⟨

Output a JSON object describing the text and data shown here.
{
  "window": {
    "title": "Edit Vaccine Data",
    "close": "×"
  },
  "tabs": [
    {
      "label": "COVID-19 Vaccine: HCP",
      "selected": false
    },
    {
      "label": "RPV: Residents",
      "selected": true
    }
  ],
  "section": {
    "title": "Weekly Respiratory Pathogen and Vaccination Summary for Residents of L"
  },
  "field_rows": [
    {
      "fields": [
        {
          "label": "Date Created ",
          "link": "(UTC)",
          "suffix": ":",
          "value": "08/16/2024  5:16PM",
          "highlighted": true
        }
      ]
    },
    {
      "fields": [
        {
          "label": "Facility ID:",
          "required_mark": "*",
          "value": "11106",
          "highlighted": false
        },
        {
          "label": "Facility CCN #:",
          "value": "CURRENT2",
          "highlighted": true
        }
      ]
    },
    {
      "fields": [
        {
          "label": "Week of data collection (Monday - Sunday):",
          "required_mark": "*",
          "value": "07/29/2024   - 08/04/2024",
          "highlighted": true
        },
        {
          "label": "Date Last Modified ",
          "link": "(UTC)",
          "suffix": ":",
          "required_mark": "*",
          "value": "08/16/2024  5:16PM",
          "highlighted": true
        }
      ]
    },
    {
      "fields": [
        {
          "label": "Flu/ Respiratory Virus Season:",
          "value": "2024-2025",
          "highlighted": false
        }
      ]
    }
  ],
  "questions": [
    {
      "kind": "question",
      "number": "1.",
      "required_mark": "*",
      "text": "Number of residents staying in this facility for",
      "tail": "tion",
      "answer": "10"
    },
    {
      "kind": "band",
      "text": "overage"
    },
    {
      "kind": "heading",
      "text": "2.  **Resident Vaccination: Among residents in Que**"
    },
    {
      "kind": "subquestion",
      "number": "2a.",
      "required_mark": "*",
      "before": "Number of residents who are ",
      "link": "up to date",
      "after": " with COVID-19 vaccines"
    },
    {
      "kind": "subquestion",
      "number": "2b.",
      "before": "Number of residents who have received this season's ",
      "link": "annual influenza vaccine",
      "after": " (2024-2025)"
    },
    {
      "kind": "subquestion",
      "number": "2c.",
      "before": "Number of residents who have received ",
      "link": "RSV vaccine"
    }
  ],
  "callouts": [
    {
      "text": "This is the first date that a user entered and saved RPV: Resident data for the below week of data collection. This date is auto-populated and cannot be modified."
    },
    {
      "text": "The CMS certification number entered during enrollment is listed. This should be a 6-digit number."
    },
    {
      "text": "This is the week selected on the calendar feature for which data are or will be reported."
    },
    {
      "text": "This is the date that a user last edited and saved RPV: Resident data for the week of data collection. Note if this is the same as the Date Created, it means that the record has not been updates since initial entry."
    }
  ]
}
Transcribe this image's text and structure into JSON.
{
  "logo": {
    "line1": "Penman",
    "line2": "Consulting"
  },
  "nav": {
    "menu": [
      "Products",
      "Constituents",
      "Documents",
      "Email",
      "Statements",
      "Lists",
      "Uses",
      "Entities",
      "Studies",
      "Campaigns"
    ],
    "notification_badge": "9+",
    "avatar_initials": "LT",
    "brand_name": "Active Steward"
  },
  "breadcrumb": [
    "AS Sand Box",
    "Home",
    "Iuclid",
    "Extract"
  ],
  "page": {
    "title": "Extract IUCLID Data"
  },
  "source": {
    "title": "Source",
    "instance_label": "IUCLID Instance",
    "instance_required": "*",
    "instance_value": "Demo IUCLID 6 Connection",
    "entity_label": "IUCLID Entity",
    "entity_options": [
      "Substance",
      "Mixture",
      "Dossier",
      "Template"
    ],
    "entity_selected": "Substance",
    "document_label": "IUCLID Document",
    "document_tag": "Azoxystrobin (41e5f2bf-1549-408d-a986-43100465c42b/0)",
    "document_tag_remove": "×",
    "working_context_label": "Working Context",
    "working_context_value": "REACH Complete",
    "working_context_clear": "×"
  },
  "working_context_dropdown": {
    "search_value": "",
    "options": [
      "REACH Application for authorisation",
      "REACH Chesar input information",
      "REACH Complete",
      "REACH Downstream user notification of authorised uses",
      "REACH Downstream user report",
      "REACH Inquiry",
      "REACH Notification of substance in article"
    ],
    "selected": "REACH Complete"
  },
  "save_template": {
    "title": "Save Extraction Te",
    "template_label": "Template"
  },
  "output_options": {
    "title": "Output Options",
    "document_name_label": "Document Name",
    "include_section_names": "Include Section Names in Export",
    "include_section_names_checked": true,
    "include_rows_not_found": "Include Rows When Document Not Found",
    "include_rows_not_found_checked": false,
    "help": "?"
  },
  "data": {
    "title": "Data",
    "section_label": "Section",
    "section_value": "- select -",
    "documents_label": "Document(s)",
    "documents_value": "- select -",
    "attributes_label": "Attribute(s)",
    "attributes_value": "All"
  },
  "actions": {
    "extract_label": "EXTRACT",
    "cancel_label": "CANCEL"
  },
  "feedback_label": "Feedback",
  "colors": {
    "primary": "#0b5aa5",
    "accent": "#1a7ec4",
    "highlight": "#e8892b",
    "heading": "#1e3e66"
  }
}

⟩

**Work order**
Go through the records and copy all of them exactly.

**Result for this task**
Output a JSON object describing the text and data shown here.
{
  "window": {
    "title": "Edit Vaccine Data",
    "close": "×"
  },
  "tabs": [
    {
      "label": "COVID-19 Vaccine: HCP",
      "selected": false
    },
    {
      "label": "RPV: Residents",
      "selected": true
    }
  ],
  "section": {
    "title": "Weekly Respiratory Pathogen and Vaccination Summary for Residents of L"
  },
  "field_rows": [
    {
      "fields": [
        {
          "label": "Date Created ",
          "link": "(UTC)",
          "suffix": ":",
          "value": "08/16/2024  5:16PM",
          "highlighted": true
        }
      ]
    },
    {
      "fields": [
        {
          "label": "Facility ID:",
          "required_mark": "*",
          "value": "11106",
          "highlighted": false
        },
        {
          "label": "Facility CCN #:",
          "value": "CURRENT2",
          "highlighted": true
        }
      ]
    },
    {
      "fields": [
        {
          "label": "Week of data collection (Monday - Sunday):",
          "required_mark": "*",
          "value": "07/29/2024   - 08/04/2024",
          "highlighted": true
        },
        {
          "label": "Date Last Modified ",
          "link": "(UTC)",
          "suffix": ":",
          "required_mark": "*",
          "value": "08/16/2024  5:16PM",
          "highlighted": true
        }
      ]
    },
    {
      "fields": [
        {
          "label": "Flu/ Respiratory Virus Season:",
          "value": "2024-2025",
          "highlighted": false
        }
      ]
    }
  ],
  "questions": [
    {
      "kind": "question",
      "number": "1.",
      "required_mark": "*",
      "text": "Number of residents staying in this facility for",
      "tail": "tion",
      "answer": "10"
    },
    {
      "kind": "band",
      "text": "overage"
    },
    {
      "kind": "heading",
      "text": "2.  **Resident Vaccination: Among residents in Que**"
    },
    {
      "kind": "subquestion",
      "number": "2a.",
      "required_mark": "*",
      "before": "Number of residents who are ",
      "link": "up to date",
      "after": " with COVID-19 vaccines"
    },
    {
      "kind": "subquestion",
      "number": "2b.",
      "before": "Number of residents who have received this season's ",
      "link": "annual influenza vaccine",
      "after": " (2024-2025)"
    },
    {
      "kind": "subquestion",
      "number": "2c.",
      "before": "Number of residents who have received ",
      "link": "RSV vaccine"
    }
  ],
  "callouts": [
    {
      "text": "This is the first date that a user entered and saved RPV: Resident data for the below week of data collection. This date is auto-populated and cannot be modified."
    },
    {
      "text": "The CMS certification number entered during enrollment is listed. This should be a 6-digit number."
    },
    {
      "text": "This is the week selected on the calendar feature for which data are or will be reported."
    },
    {
      "text": "This is the date that a user last edited and saved RPV: Resident data for the week of data collection. Note if this is the same as the Date Created, it means that the record has not been updates since initial entry."
    }
  ]
}
Transcribe this image's text and structure into JSON.
{
  "logo": {
    "line1": "Penman",
    "line2": "Consulting"
  },
  "nav": {
    "menu": [
      "Products",
      "Constituents",
      "Documents",
      "Email",
      "Statements",
      "Lists",
      "Uses",
      "Entities",
      "Studies",
      "Campaigns"
    ],
    "notification_badge": "9+",
    "avatar_initials": "LT",
    "brand_name": "Active Steward"
  },
  "breadcrumb": [
    "AS Sand Box",
    "Home",
    "Iuclid",
    "Extract"
  ],
  "page": {
    "title": "Extract IUCLID Data"
  },
  "source": {
    "title": "Source",
    "instance_label": "IUCLID Instance",
    "instance_required": "*",
    "instance_value": "Demo IUCLID 6 Connection",
    "entity_label": "IUCLID Entity",
    "entity_options": [
      "Substance",
      "Mixture",
      "Dossier",
      "Template"
    ],
    "entity_selected": "Substance",
    "document_label": "IUCLID Document",
    "document_tag": "Azoxystrobin (41e5f2bf-1549-408d-a986-43100465c42b/0)",
    "document_tag_remove": "×",
    "working_context_label": "Working Context",
    "working_context_value": "REACH Complete",
    "working_context_clear": "×"
  },
  "working_context_dropdown": {
    "search_value": "",
    "options": [
      "REACH Application for authorisation",
      "REACH Chesar input information",
      "REACH Complete",
      "REACH Downstream user notification of authorised uses",
      "REACH Downstream user report",
      "REACH Inquiry",
      "REACH Notification of substance in article"
    ],
    "selected": "REACH Complete"
  },
  "save_template": {
    "title": "Save Extraction Te",
    "template_label": "Template"
  },
  "output_options": {
    "title": "Output Options",
    "document_name_label": "Document Name",
    "include_section_names": "Include Section Names in Export",
    "include_section_names_checked": true,
    "include_rows_not_found": "Include Rows When Document Not Found",
    "include_rows_not_found_checked": false,
    "help": "?"
  },
  "data": {
    "title": "Data",
    "section_label": "Section",
    "section_value": "- select -",
    "documents_label": "Document(s)",
    "documents_value": "- select -",
    "attributes_label": "Attribute(s)",
    "attributes_value": "All"
  },
  "actions": {
    "extract_label": "EXTRACT",
    "cancel_label": "CANCEL"
  },
  "feedback_label": "Feedback",
  "colors": {
    "primary": "#0b5aa5",
    "accent": "#1a7ec4",
    "highlight": "#e8892b",
    "heading": "#1e3e66"
  }
}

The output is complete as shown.